"The vegetation changed as we gained elevation, the brush of the desert yielding place to parks of pinyon pine and juniper and thickets of shiny green scrub oak. I could smell the sweet scent of resin and pine needles, and heard, from somewhere up ahead, the excited clamor of flocks of pinyon jays. I saw a redheaded woodpecker dart through the air and land on a dead and lightning-blasted jackpine. Some of the juniper tress stood decked out in showers of tiny berries the color of turquoise; I plucked a berry and bit into it - hard, bitter, the flavor of turpentine - or gin."

The conflict portion of the story is John Vogelin's resistance to the military's confiscatory takeover of his ranch in order to expand the White Sands Missile Range testing grounds. It's here that the narrative is perhaps laden with nuances; I don't know enough about the author to say with certainty. One might argue that Abbey is remembering his young self in the character of Billie, who's roughly 13 years of age, and envisioning his eventual old self in the character of the grizzled, unyielding rancher. The transitional persona between the two, perhaps reflecting the author's internal debate over his philosophical beliefs at the time of the book's writing, is Lee Mackie, John's middle-aged, long-time friend and Billie's hero. Knowing that the elder Vogelin can't prevail against the government, Lee tries to steer his friend towards a compromise using carefully reasoned and totally reasonable arguments.

Purely as an entertainment vehicle, FIRE ON THE MOUNTAIN is not without flaw. The lead-up to the eventual confrontation between John and the authorities is prolonged almost to the point of tedium. And the conclusion of events is anticlimactic (as real life ofttimes is). However, as a window on Edward Abbey's core beliefs, the book should be indispensable to any of the controversial author's fans.
furious ox
Although the premise of Fire on the Mountain isn't much different from Abbey's first book, The Brave Cowboy, his delivery of the material is superb. A delicate mixture of nature writing, political and philosophical musing, and witty prose makes for a combination that can be visited over and over again. Like The Brave Cowboy, we're introduced to two characters, one is a stubborn cowboy born too late and the other a reluctant participant of modern society, who's friendship hinges on similar principles. Add an overbearing governmental presence and you have classic Edward Abbey. The reader is dropped into the desert, into this relationship, and into a heated debate over the rights of a man and the rightful place of a government. Abbey brings this to us through the eyes of an adolescent boy visiting his grandfather's desert farm during his summer vacation.

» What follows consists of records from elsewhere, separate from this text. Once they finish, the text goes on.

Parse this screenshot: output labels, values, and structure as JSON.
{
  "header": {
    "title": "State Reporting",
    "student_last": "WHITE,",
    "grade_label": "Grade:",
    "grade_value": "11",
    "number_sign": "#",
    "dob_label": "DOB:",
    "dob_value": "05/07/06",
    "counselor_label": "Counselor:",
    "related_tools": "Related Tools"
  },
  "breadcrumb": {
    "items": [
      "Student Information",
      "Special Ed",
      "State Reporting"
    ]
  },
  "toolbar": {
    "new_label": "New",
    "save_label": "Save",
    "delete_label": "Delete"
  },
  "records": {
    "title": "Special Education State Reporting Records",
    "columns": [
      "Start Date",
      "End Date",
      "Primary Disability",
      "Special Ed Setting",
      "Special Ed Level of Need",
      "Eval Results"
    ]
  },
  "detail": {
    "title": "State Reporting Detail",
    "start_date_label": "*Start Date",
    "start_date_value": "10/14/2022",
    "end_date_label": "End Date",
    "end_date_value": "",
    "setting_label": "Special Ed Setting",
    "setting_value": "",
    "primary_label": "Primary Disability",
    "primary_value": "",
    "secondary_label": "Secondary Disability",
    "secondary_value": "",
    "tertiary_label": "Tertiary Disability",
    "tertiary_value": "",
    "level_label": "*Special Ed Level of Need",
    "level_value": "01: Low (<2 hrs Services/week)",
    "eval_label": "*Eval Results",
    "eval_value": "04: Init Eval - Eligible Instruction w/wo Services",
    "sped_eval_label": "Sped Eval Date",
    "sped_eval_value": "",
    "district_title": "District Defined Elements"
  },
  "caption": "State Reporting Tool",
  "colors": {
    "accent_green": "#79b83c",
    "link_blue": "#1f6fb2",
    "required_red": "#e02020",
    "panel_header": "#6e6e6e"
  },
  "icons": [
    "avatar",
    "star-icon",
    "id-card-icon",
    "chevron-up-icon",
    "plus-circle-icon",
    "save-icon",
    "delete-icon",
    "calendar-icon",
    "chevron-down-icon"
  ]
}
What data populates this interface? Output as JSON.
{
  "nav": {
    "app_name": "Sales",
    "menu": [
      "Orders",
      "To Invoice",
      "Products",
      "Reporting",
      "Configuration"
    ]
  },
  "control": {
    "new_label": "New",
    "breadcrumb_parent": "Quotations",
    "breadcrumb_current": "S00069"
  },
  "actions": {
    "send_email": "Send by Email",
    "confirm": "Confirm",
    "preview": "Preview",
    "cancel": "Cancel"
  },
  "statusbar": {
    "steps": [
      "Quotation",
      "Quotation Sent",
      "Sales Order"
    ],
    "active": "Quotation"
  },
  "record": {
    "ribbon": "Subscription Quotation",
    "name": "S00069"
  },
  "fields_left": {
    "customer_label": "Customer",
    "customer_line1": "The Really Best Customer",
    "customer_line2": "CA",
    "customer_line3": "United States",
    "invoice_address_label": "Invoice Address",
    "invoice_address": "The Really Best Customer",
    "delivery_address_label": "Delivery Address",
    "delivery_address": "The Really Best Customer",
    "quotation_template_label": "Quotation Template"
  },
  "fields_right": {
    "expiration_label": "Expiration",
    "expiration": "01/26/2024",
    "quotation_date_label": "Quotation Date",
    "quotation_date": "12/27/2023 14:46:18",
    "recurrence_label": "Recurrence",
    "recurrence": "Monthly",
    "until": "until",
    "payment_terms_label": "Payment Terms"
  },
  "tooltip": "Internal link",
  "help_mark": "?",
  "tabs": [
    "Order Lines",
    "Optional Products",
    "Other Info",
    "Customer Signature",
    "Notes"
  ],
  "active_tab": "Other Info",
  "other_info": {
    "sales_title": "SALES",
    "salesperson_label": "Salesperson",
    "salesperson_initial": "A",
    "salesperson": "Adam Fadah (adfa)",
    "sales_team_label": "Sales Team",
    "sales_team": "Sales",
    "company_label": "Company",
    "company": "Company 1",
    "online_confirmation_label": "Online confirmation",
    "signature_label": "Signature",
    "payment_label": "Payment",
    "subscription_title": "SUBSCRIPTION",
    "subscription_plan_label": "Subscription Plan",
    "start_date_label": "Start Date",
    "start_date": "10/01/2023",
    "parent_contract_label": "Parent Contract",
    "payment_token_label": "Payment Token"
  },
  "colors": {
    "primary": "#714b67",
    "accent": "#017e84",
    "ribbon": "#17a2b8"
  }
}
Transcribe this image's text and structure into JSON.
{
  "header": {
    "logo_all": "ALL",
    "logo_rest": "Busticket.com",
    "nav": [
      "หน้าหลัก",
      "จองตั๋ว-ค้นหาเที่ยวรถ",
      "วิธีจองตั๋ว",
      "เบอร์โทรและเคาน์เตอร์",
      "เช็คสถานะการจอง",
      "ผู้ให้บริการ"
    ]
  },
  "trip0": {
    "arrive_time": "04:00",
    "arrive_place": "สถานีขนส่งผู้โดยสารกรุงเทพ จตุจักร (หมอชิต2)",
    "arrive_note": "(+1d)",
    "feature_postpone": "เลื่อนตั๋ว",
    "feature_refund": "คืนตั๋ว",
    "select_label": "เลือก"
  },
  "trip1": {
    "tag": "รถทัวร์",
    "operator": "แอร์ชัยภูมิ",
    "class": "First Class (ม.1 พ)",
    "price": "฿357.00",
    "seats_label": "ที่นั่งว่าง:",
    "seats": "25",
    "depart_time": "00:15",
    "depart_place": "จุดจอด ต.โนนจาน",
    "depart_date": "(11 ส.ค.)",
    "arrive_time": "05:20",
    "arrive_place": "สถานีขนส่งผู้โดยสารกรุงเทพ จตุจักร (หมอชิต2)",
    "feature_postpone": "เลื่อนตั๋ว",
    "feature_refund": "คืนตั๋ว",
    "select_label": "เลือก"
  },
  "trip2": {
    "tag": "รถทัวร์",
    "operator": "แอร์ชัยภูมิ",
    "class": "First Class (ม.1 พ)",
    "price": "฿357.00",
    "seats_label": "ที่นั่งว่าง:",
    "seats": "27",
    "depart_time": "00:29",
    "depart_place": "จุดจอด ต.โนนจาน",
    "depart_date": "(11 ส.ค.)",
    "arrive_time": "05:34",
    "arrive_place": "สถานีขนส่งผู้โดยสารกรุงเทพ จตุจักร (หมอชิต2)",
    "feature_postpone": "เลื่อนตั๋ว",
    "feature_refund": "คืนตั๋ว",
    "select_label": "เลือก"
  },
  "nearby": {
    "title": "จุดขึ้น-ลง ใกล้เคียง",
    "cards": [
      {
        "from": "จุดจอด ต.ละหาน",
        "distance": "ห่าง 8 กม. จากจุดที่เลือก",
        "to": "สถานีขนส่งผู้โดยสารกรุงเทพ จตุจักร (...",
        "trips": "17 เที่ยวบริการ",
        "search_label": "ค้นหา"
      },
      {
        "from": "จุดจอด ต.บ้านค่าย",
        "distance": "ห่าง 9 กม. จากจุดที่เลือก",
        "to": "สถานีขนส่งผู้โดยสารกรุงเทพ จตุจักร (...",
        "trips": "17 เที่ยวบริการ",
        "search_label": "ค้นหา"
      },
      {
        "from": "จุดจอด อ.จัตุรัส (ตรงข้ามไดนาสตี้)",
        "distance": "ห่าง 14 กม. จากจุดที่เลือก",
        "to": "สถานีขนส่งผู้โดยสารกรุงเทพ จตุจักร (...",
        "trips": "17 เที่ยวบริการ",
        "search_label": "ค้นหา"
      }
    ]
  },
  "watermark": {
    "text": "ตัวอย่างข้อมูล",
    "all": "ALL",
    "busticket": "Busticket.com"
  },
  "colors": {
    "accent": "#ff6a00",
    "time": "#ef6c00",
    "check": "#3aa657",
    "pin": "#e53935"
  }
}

Abbey hooks the audience with the character of his protagonists' and brings them to life with his quintessential descriptive narrative. Never does he overload the reader with too much or irrelevant information. His plot is tight and continuous. If you're any Abbey fan, this is a must read.
allegro
If you've ever been to New Mexico, especially the southern part, Abbey's writing captures the essence and feel of the area in this book, as he does in some of the other novels he's written. "Fire on the Mountain" makes the reader think not only about childhood memories but also about eminent domain and government vs. private ownership. A good read!
Tejora
Great condition when arrived love this book had already read it. Got it so my husband would read it. Edward Abbey is an amazing author, the story is captivating. This is hands down one of my most favorite books.

ISBN: 0380595192

Rating: 4.6/5

Votes: 994

Other Formats: mobi mbr lrf docx

ISBN13: 978-0380595198

Publisher: Avon Books; First Edition edition (June 1, 1982)

Language: English

Subcategory: Genre Fiction

Fire on the Mountain
Literature & Fiction
Author: Edward Abbey
Title: Fire on the Mountain